Color Mapping


A Slice of Orion

This image composite shows a part of the Orion constellation surveyed by NASA's Spitzer Space Telescope. The region that makes up the shaft part of the "hockey stick" stretches 70 light-years beyond the Orion nebula. This particular area does not contain massive young stars like those of the Orion nebula, but is filled with 800 stars about the same mass as the sun.

Since infrared light can penetrate through dust, we see not only stars within the cloud, but thousands of stars many light-years behind it, which just happen to be in the picture like unwanted bystanders. Astronomers carefully separate the young stars in the Orion cloud complex from the bystanders by looking for their telltale infrared glow.

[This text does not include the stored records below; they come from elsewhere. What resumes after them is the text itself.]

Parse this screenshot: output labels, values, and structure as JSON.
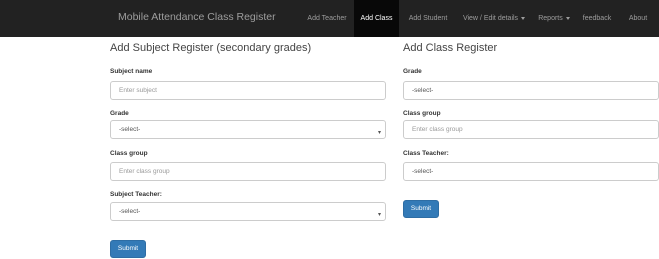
{
  "navbar": {
    "brand": "Mobile Attendance Class Register",
    "items": [
      {
        "label": "Add Teacher",
        "active": false,
        "dropdown": false
      },
      {
        "label": "Add Class",
        "active": true,
        "dropdown": false
      },
      {
        "label": "Add Student",
        "active": false,
        "dropdown": false
      },
      {
        "label": "View / Edit details",
        "active": false,
        "dropdown": true
      },
      {
        "label": "Reports",
        "active": false,
        "dropdown": true
      },
      {
        "label": "feedback",
        "active": false,
        "dropdown": false
      },
      {
        "label": "About",
        "active": false,
        "dropdown": false
      }
    ]
  },
  "subject_form": {
    "heading": "Add Subject Register (secondary grades)",
    "subject_name": {
      "label": "Subject name",
      "placeholder": "Enter subject"
    },
    "grade": {
      "label": "Grade",
      "value": "-select-"
    },
    "class_group": {
      "label": "Class group",
      "placeholder": "Enter class group"
    },
    "subject_teacher": {
      "label": "Subject Teacher:",
      "value": "-select-"
    },
    "submit": "Submit"
  },
  "class_form": {
    "heading": "Add Class Register",
    "grade": {
      "label": "Grade",
      "value": "-select-"
    },
    "class_group": {
      "label": "Class group",
      "placeholder": "Enter class group"
    },
    "class_teacher": {
      "label": "Class Teacher:",
      "value": "-select-"
    },
    "submit": "Submit"
  },
  "colors": {
    "navbar": "#222222",
    "active_nav": "#080808",
    "primary_button": "#337ab7"
  }
}
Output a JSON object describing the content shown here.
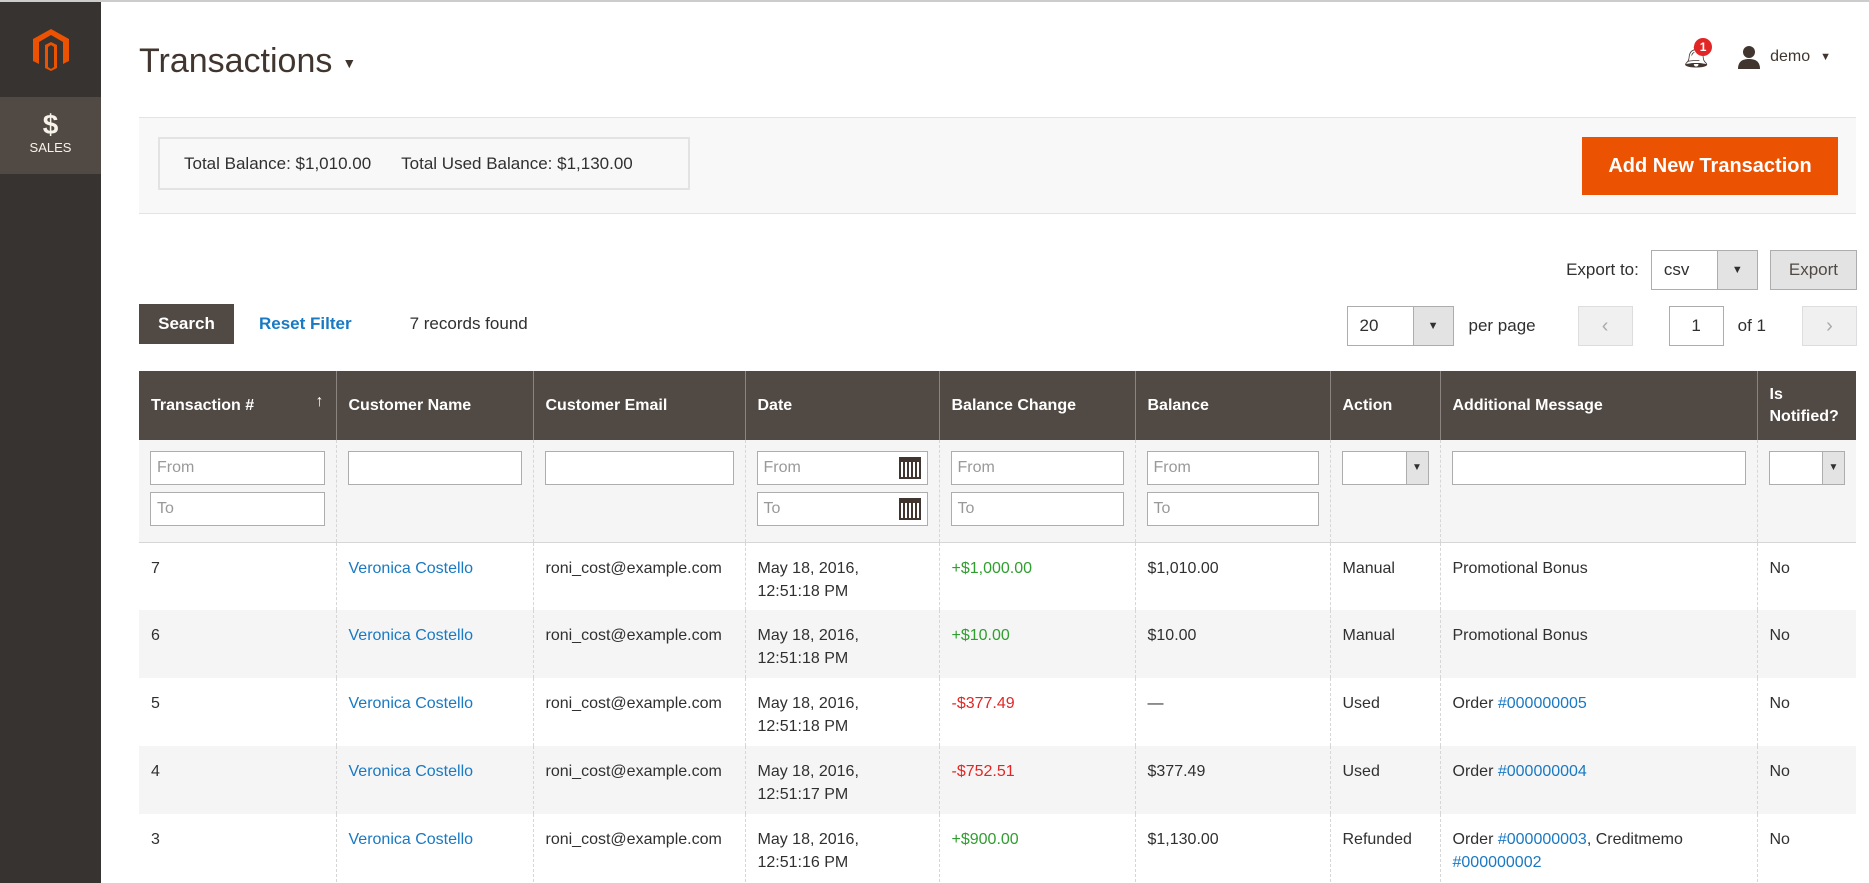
{
  "sidebar": {
    "logo": "magento-logo",
    "items": [
      {
        "label": "SALES",
        "icon": "dollar-icon"
      }
    ]
  },
  "header": {
    "title": "Transactions",
    "notifications": "1",
    "user": "demo"
  },
  "summary": {
    "total_balance_label": "Total Balance",
    "total_balance": "$1,010.00",
    "total_used_label": "Total Used Balance",
    "total_used": "$1,130.00"
  },
  "actions": {
    "add_new": "Add New Transaction",
    "export_label": "Export to:",
    "export_format": "csv",
    "export_button": "Export"
  },
  "grid": {
    "search": "Search",
    "reset": "Reset Filter",
    "records": "7 records found",
    "per_page": "20",
    "per_page_label": "per page",
    "page": "1",
    "of_pages": "of 1",
    "columns": [
      "Transaction #",
      "Customer Name",
      "Customer Email",
      "Date",
      "Balance Change",
      "Balance",
      "Action",
      "Additional Message",
      "Is Notified?"
    ],
    "filters": {
      "from": "From",
      "to": "To"
    },
    "rows": [
      {
        "id": "7",
        "name": "Veronica Costello",
        "email": "roni_cost@example.com",
        "date1": "May 18, 2016,",
        "date2": "12:51:18 PM",
        "change": "+$1,000.00",
        "sign": "pos",
        "balance": "$1,010.00",
        "action": "Manual",
        "msg": "Promotional Bonus",
        "notified": "No"
      },
      {
        "id": "6",
        "name": "Veronica Costello",
        "email": "roni_cost@example.com",
        "date1": "May 18, 2016,",
        "date2": "12:51:18 PM",
        "change": "+$10.00",
        "sign": "pos",
        "balance": "$10.00",
        "action": "Manual",
        "msg": "Promotional Bonus",
        "notified": "No"
      },
      {
        "id": "5",
        "name": "Veronica Costello",
        "email": "roni_cost@example.com",
        "date1": "May 18, 2016,",
        "date2": "12:51:18 PM",
        "change": "-$377.49",
        "sign": "neg",
        "balance": "—",
        "action": "Used",
        "msg": "Order ",
        "link1": "#000000005",
        "notified": "No"
      },
      {
        "id": "4",
        "name": "Veronica Costello",
        "email": "roni_cost@example.com",
        "date1": "May 18, 2016,",
        "date2": "12:51:17 PM",
        "change": "-$752.51",
        "sign": "neg",
        "balance": "$377.49",
        "action": "Used",
        "msg": "Order ",
        "link1": "#000000004",
        "notified": "No"
      },
      {
        "id": "3",
        "name": "Veronica Costello",
        "email": "roni_cost@example.com",
        "date1": "May 18, 2016,",
        "date2": "12:51:16 PM",
        "change": "+$900.00",
        "sign": "pos",
        "balance": "$1,130.00",
        "action": "Refunded",
        "msg": "Order ",
        "link1": "#000000003",
        "mid": ", Creditmemo ",
        "link2": "#000000002",
        "notified": "No"
      }
    ]
  },
  "colors": {
    "accent": "#eb5202",
    "header_bg": "#514943",
    "sidebar_bg": "#373330",
    "link": "#1979c3",
    "positive": "#2f9e2f",
    "negative": "#e22626"
  }
}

The infrared image shows light captured by Spitzer's infrared array camera. Light with wavelengths of 8 and 5.8 microns (red and orange) comes mainly from dust that has been heated by starlight. Light of 4.5 microns (green) shows hot gas and dust; and light of 3.6 microns (blue) is from starlight.